Although it's her beloved New York – the all singing, all dancing glimmer of a city in which Marshall spent many of her formative years as a songwriter – which stands out thematically: Manhattan may be but a pallid shadow of the skyscraping emotivity to her smoky Sinatra rework but it's a subtle wonder nonetheless. Like a lo-fi re-envisaging of Voulez-Vous set in downtown Williamsburg in place of small-town Stockholm and written in the key of major jollity, sprightly drum machines patter about bursts of live percussion to Empyrean effect. Stylistically Brooklyn too is Silent Machine – an hypnotic maelstrom of Yeasayer-like schtuff, the overall aesthetic is of a polychromatic collage comprising blues, hues of passion and Goldfrapp, embellished with a riveting soundclash middle eight. Entirely incomparable with, say, Metal Heart such superfluous cross-referencing only serves to illustrate that Marshall's vital organs may be fortified rather more resolutely than we had once thought.

Just as it'd be all too easy for Marshall to have waded into an unending state of mourning never to return, it's never too difficult to locate a pang of pained lyric to tug away at. However when you've Nothin' But Time to cling to it incontrovertibly feels as though the best thing to do is to join her in this remarkable celebration of life. "Your world is just beginning/ And I know this life seems never ending", she relays sagaciously atop a twinkling sheen of anthemia that's tinged with the boundless optimism of an Olympic Opening Ceremony.
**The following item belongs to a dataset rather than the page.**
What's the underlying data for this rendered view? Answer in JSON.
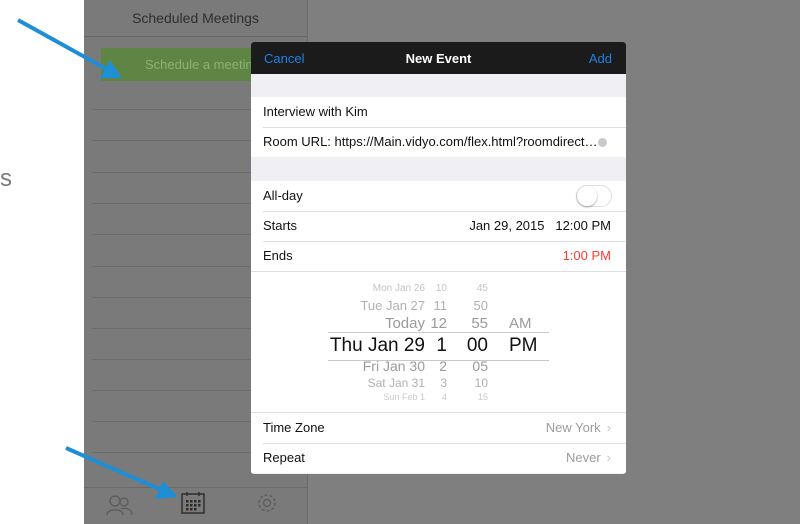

Coincidentally, it's also a celebration of Bowie's Heroes – a track employed by Danny Boyle in his imagining of said event – and despite Marshall's placid assurances of "I'll be forgotten" perhaps insinuating she has now found acceptance where once belonged pure grief, it's one to savour for the longterm. That it also features the guttural groanage of Iggy Pop ("You wanna live!", he croakily decrees) only heightens the sense that this is a true opus. Her magnum opus, arguably and one to be filed alongside Perfect Day incontestably. Among lyrics of heroes and superhuman beings the unmistakable Bowie reference returns, before a crescendo sprinkled with affirmations of "It's up to you to be like nobody" brings more confetti-like inspiration than myriad Andrew W.K. pseudo-motivational speeches ever could.

Thus where Marshall has previous floundered in a mire of heavily intoxicated despair, in lovelorn trauma she has here encountered solace and, most astonishingly, if ever impressive is very rarely depressive. Consequently the listener is positioned staunchly against Ribini (personally, never cared for his acting anyway) and strongly in favour of Marshall. It's a case of hating on the antagonist and loving on the antagonised, and with it her present; her resplendent presence. That she even mentions our fair Isles of Wonder on the slinky Ruin instils a great sense of patriotic pride. Now if she'd only come on over...